Every line holding the string "application" is to be copied from the entries below.

Information: Begin

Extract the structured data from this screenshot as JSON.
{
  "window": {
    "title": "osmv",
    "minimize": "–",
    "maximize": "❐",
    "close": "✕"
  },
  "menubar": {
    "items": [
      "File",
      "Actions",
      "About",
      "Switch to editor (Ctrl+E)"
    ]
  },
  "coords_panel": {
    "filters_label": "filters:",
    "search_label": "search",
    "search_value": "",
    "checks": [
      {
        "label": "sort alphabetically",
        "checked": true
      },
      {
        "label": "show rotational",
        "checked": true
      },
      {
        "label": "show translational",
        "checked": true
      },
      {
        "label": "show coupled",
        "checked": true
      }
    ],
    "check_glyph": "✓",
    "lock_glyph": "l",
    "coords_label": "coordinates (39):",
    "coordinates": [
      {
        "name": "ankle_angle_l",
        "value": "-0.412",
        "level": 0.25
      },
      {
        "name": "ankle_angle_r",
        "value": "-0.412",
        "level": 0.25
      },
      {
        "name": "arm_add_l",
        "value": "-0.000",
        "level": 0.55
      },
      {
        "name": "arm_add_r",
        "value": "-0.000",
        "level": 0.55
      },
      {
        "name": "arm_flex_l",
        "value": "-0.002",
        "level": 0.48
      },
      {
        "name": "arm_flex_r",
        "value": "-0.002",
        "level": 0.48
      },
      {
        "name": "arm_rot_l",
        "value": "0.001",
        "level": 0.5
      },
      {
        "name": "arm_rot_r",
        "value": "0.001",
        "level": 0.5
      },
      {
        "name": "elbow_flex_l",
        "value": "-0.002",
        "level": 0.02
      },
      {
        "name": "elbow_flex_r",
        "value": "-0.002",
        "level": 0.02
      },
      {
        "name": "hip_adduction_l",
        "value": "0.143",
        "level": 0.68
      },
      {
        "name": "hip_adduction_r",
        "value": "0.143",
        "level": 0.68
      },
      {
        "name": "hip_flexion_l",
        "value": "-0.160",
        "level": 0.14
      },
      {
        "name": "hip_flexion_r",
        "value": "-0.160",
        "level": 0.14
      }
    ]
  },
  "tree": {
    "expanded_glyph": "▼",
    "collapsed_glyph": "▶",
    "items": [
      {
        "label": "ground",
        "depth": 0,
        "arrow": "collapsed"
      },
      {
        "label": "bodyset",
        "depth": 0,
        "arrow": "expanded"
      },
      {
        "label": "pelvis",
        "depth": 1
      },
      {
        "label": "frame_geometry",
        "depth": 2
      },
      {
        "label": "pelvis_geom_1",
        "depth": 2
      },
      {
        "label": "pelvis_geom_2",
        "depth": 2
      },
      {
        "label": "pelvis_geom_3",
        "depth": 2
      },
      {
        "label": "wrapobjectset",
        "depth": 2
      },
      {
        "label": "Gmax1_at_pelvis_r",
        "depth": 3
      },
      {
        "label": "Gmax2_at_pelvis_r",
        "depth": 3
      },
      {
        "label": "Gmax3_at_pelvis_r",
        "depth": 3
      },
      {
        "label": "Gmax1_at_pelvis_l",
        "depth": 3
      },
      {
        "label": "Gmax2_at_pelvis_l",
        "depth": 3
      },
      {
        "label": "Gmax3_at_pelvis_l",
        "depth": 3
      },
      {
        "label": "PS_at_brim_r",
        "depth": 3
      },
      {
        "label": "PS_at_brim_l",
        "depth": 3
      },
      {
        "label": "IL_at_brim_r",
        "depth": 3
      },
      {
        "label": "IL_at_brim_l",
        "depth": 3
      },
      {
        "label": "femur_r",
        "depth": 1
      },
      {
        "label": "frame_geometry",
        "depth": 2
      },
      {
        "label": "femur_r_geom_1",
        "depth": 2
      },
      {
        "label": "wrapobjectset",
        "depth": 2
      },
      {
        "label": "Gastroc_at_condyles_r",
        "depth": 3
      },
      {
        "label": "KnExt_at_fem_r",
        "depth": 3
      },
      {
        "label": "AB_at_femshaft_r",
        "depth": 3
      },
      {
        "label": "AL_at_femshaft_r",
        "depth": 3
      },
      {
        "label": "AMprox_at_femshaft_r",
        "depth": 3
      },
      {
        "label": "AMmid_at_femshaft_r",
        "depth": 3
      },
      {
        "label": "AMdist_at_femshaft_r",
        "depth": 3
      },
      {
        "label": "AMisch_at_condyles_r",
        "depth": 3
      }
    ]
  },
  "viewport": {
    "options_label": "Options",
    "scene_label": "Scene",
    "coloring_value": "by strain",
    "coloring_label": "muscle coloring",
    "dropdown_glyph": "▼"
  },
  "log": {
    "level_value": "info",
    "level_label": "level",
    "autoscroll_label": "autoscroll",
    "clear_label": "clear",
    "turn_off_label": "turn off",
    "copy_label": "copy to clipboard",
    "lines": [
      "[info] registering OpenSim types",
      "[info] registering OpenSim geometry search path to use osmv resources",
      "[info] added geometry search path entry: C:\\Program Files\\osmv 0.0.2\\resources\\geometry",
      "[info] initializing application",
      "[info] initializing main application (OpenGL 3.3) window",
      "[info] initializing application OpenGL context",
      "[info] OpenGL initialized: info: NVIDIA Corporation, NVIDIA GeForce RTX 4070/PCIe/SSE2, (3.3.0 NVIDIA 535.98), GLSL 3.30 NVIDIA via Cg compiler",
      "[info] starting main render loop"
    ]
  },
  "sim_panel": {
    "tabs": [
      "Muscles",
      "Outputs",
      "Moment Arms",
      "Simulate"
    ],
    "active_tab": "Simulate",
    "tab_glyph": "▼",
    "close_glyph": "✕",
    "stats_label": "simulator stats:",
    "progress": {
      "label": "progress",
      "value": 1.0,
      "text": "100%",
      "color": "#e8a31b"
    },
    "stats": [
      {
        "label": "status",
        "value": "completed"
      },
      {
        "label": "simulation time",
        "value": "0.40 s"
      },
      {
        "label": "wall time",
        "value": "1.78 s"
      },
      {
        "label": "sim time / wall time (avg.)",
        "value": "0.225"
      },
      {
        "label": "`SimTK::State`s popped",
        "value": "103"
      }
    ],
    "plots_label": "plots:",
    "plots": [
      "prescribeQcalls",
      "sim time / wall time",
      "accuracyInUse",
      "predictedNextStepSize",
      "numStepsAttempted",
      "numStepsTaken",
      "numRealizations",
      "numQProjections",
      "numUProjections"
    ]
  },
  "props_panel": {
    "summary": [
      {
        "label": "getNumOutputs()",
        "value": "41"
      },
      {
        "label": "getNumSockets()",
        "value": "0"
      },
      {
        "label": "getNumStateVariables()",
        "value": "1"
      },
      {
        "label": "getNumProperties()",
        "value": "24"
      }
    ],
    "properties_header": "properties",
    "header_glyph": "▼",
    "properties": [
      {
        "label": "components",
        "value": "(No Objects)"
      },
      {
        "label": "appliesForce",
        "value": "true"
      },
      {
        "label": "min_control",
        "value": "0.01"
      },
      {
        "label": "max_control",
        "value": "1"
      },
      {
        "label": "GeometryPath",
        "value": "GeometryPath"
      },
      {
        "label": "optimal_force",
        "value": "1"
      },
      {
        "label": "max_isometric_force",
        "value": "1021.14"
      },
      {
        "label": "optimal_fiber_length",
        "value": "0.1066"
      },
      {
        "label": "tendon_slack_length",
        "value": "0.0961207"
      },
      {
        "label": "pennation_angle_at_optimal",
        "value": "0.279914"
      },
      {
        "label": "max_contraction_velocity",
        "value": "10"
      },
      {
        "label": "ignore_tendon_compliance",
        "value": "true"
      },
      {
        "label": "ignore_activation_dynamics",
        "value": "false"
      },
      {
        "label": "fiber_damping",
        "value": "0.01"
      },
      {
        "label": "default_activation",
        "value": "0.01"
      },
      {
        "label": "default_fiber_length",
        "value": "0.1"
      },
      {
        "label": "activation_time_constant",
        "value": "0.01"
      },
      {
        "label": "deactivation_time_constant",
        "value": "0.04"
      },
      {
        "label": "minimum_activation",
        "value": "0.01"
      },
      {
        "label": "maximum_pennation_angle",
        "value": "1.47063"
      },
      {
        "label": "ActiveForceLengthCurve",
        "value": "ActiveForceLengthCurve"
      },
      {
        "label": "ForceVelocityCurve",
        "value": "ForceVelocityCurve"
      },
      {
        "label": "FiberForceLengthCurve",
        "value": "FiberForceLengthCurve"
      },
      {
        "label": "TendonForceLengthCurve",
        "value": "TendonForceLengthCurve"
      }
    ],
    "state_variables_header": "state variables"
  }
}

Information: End

Result.
      "[info] initializing application",
      "[info] initializing main application (OpenGL 3.3) window",
      "[info] initializing application OpenGL context",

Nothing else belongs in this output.